By train—From Calais-Ville, take the TER service to Boulogne-Ville. Take the TER Line 14 towards Arras for Montreuil-sur-Mer stations, which is a few minutes' walk to the ramparts.
A Fascinating History
In the 10th century, Montreuil was the only seaport owned by the King. Located on the coast, it became a wealthy port shipping cloth, grain, and wine for northern Europe.
In the 13th century, Philippe Auguste built a château here, though now only the ruins remain within the Citadel. During the 15th century, the river silted up, which left the former port high and dry 15 kilometers inland.
Montreuil-sur-Mer became an equally important stop for pilgrims. During the Middle Ages, monks from Brittany kept the relics of their founder, St. Guenole, here. The pilgrims brought fame and wealth to the city.
It remained a vital defense against the Spanish who ruled the nearby Artois and Flanders region but finally succumbed in 1527. Then in the 17th century, Louis XIV brought in his prolific engineer and fort builder, Vauban, who added to the fortifications.
But this was the end of its strategic importance, and it remained a sleepy small town, untouched by modern developments, leaving it a peaceful place to visit today.
In 1837, Victor Hugo stopped in Montreuil on his way back to Paris and so liked the town that he based some of the action in Les Misérables here. Jean Valjean becomes Mayor of Montreuil; the Hôtel de France is still here, and the runaway cart that crushed an onlooker was witnessed by the author. You can see Les Misérables in July and August at a wonderful two-hour son-et-lumière show based on the novel.
Where to Stay
There's plenty of good accommodations in Montreuil-sur-Mer, with the Château de Montreuil the top choice for many. There are also some good alternatives just outside the town.
Attractions in Montreuil-sur-Mer
Walking the old streets is one of the pleasures of Montreuil and going past the former great townhouses built by aristocrats as country retreats during the 18th century. Don’t miss L’Hôtel Acary de la Rivière (1810) in Parvis Saint Firmin, and L’Hôtel de Longvilliers (1752) in Rue de la Chaîne.
The Tourist Office organizes various guided tours.
Open—March, October, and November: 2 p.m. to 5 p.m. April to September: 10 a.m. to noon and 2 p.m. to 6 p.m.

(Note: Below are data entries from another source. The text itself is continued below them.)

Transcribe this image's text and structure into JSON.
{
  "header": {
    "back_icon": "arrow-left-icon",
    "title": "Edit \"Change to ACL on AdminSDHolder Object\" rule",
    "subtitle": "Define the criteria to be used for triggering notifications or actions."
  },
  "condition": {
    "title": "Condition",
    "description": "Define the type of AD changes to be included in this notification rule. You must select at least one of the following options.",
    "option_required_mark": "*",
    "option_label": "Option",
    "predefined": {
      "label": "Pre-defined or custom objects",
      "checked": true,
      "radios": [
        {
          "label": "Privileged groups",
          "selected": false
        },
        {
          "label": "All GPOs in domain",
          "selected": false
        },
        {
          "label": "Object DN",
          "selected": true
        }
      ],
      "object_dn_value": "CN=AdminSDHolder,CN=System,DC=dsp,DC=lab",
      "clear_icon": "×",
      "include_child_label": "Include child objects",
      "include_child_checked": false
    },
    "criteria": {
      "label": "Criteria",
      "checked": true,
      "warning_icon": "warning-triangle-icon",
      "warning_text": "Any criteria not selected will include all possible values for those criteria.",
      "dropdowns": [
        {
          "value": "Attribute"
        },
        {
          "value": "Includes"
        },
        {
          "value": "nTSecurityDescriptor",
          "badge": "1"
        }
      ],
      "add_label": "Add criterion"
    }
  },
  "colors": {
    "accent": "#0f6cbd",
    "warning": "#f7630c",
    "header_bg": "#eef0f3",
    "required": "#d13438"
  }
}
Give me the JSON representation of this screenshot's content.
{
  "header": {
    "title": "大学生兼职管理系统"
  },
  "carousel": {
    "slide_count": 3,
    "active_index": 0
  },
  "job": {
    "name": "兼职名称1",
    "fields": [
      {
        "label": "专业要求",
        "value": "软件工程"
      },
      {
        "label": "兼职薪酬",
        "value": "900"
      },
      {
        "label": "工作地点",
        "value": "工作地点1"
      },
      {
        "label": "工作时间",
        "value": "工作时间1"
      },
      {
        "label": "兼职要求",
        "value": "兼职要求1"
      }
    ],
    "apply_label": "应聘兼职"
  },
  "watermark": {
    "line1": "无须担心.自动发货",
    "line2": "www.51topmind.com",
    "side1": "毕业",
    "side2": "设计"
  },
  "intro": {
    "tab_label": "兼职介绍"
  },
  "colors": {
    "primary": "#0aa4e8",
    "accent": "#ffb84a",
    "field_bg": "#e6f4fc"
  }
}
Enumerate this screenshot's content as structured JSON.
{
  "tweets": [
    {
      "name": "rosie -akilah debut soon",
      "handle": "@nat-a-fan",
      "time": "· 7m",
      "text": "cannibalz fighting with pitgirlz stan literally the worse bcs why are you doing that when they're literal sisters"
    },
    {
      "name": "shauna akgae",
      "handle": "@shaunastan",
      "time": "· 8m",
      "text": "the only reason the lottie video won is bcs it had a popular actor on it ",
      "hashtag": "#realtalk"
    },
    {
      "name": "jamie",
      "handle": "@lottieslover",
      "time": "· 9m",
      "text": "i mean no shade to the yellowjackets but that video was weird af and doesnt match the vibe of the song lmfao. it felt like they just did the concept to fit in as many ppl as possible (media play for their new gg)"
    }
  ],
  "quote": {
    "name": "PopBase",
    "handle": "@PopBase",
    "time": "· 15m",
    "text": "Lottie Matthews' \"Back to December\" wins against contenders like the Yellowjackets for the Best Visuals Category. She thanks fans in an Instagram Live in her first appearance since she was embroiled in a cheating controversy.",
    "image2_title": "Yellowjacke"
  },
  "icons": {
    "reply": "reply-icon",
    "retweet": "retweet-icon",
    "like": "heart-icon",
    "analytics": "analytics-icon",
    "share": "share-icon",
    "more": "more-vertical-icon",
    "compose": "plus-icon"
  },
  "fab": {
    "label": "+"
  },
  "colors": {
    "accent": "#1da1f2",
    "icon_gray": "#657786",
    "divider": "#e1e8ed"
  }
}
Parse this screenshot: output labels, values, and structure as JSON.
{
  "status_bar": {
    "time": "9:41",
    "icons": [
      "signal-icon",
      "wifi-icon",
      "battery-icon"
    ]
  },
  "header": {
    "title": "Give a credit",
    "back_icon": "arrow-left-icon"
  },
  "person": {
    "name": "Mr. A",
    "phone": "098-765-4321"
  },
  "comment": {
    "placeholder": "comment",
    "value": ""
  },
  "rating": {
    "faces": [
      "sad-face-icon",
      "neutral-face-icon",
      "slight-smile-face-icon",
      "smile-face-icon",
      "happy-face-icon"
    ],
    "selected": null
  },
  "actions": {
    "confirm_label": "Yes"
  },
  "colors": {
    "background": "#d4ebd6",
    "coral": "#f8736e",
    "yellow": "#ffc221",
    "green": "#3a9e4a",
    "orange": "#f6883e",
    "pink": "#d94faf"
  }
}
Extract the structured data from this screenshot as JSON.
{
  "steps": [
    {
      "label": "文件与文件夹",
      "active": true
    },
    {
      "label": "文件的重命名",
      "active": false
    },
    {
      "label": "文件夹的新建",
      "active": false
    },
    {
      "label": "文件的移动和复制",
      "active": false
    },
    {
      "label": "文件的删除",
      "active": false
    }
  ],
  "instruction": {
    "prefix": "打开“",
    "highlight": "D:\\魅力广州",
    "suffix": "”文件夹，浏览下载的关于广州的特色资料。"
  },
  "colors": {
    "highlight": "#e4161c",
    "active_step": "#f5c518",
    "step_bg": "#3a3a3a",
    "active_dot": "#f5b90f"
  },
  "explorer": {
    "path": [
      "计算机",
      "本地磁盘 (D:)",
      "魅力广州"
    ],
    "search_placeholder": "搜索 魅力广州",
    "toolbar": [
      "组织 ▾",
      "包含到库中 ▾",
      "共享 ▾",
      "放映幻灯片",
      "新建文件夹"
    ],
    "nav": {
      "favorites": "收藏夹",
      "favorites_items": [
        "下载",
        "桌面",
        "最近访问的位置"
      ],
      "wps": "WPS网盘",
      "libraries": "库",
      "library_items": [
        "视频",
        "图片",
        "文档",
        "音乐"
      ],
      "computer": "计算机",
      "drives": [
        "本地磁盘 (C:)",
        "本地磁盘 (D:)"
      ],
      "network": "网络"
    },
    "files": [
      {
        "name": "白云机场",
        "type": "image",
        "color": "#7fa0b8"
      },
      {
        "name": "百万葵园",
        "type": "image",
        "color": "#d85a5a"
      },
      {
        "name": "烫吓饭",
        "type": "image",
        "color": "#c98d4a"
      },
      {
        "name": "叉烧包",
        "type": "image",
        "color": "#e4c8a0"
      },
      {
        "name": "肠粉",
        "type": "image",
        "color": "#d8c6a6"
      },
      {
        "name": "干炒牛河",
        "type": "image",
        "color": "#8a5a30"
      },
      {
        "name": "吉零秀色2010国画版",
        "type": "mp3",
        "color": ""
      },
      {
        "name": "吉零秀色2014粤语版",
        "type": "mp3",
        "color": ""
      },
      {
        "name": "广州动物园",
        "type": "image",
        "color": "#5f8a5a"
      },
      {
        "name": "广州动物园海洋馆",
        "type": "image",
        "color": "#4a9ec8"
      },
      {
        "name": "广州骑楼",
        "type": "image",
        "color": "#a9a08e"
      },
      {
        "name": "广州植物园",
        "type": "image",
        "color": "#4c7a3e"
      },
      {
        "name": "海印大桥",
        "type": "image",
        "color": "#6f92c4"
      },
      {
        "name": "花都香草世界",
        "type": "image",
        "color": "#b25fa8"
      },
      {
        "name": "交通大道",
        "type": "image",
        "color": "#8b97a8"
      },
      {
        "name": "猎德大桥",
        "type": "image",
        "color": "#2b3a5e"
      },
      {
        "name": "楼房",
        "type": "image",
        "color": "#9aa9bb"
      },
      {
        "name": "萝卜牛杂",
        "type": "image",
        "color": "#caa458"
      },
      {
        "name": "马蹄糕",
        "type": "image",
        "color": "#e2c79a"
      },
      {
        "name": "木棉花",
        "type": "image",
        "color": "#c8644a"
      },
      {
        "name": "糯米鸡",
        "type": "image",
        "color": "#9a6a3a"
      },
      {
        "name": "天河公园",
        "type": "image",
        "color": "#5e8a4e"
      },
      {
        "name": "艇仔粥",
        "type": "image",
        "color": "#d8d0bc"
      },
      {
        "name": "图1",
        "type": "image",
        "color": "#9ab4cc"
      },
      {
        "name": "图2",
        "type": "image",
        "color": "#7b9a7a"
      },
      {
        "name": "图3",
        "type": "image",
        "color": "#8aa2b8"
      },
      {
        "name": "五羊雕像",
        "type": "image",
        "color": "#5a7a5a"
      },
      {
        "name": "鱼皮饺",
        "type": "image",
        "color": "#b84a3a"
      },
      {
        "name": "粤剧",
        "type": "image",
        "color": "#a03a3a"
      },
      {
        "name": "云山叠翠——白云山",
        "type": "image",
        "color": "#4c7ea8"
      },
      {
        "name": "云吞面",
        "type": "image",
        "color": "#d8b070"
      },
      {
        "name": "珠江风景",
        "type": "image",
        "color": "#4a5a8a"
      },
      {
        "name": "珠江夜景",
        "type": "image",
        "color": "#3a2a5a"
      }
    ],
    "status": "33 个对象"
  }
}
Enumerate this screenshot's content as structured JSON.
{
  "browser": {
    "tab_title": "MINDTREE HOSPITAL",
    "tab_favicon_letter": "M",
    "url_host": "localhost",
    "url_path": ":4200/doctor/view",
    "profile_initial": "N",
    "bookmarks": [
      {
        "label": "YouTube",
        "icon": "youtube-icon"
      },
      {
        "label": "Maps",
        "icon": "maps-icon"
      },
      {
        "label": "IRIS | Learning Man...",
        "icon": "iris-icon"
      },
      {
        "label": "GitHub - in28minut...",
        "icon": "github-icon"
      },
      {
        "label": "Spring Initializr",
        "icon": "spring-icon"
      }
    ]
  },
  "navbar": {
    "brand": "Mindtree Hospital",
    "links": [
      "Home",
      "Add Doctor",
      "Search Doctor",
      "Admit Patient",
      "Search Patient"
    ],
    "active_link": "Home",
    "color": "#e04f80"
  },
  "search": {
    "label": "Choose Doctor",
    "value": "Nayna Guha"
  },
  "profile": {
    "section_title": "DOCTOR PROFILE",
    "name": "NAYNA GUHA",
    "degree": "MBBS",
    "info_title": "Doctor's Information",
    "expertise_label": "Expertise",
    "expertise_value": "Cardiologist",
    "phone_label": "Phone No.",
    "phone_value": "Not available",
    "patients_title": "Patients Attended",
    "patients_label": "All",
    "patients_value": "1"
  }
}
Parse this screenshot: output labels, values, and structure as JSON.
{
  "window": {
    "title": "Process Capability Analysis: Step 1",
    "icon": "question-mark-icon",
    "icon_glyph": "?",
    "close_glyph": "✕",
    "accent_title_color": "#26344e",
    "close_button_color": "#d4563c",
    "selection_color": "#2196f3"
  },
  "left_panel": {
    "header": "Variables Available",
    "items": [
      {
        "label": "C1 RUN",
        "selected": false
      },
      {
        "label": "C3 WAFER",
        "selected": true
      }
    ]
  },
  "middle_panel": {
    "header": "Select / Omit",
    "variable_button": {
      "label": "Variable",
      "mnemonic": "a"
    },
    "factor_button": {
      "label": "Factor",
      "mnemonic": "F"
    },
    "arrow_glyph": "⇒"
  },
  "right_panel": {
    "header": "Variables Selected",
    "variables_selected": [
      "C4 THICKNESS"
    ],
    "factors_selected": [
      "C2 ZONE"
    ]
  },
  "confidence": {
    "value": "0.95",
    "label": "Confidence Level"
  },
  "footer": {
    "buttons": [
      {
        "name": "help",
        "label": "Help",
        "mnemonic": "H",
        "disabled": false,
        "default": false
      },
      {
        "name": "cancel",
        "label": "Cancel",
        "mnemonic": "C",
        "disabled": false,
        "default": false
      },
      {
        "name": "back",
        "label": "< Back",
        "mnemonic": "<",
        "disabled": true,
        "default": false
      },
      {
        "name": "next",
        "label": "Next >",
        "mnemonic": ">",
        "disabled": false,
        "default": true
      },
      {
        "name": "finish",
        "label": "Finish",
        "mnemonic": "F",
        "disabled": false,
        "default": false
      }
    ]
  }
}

Admission—Adults 4 euros, children 2 euros. Built-in 1585, the Citadel (La Citadelle) was the main defense of the town. You enter the complex through a brick gateway and can then wander around the towers, chapel, remains of the 13th-century castle, and ramparts. An exhibition in the vaulted cellars of the main tower shows Montreuil’s involvement during World War I and is well worth a visit (the steps are narrow down to the cellars).
Le Musee de France Roger Rodier
Open—March, November, December: 2 p.m. to 5 p.m. April to September: 10 a.m. to noon and 2 p.m. to 6 p.m.
Admission—Adult 3 euros, children 1.50 euros. The place to go to see the influence of the church and its importance on the town in a rich collection of sacred treasures. There are also paintings of the town and surrounding countryside from the Etaples School of Painting.
St. Saulve Abbey
Visit this 12th-century church built on the site of a monastery for the ecclesiastical treasures from the 13th to the 17th centuries that are kept here. The organ, built-in 1806, is an imposing sight, as are the remarkable 18th-century paintings in the Notre Dame Chapel.
Where to Eat
The Château de Montreuil is the best place for a top meal with the Michelin-starred owner/chef. The restaurant is pretty with views out to the garden. Menus from 28 euros (lunch) and a 3-course a la carte meal is 78 euros. A real treat and well worth the price.
Check out the other good restaurants in Montreuil.
- Vinophile 2 Rue du Grand Sermon—Very good selection of wines, spirits, and Champagnes as well as kitchenware and foods like foie gras in their delicatessen.
- Fromagerie Caseus 28 Place du Général de Gaulle—Specializing in the cheeses of northern France, this is a wonderful shop with a knowledgeable staff, and they will vacuum pack cheeses if you’re traveling.
- Pierru Laurent 14 Rue Pierre Ledent—An Artisan chocolate maker and patissier where you can find a selection of top chocolates that make great gifts.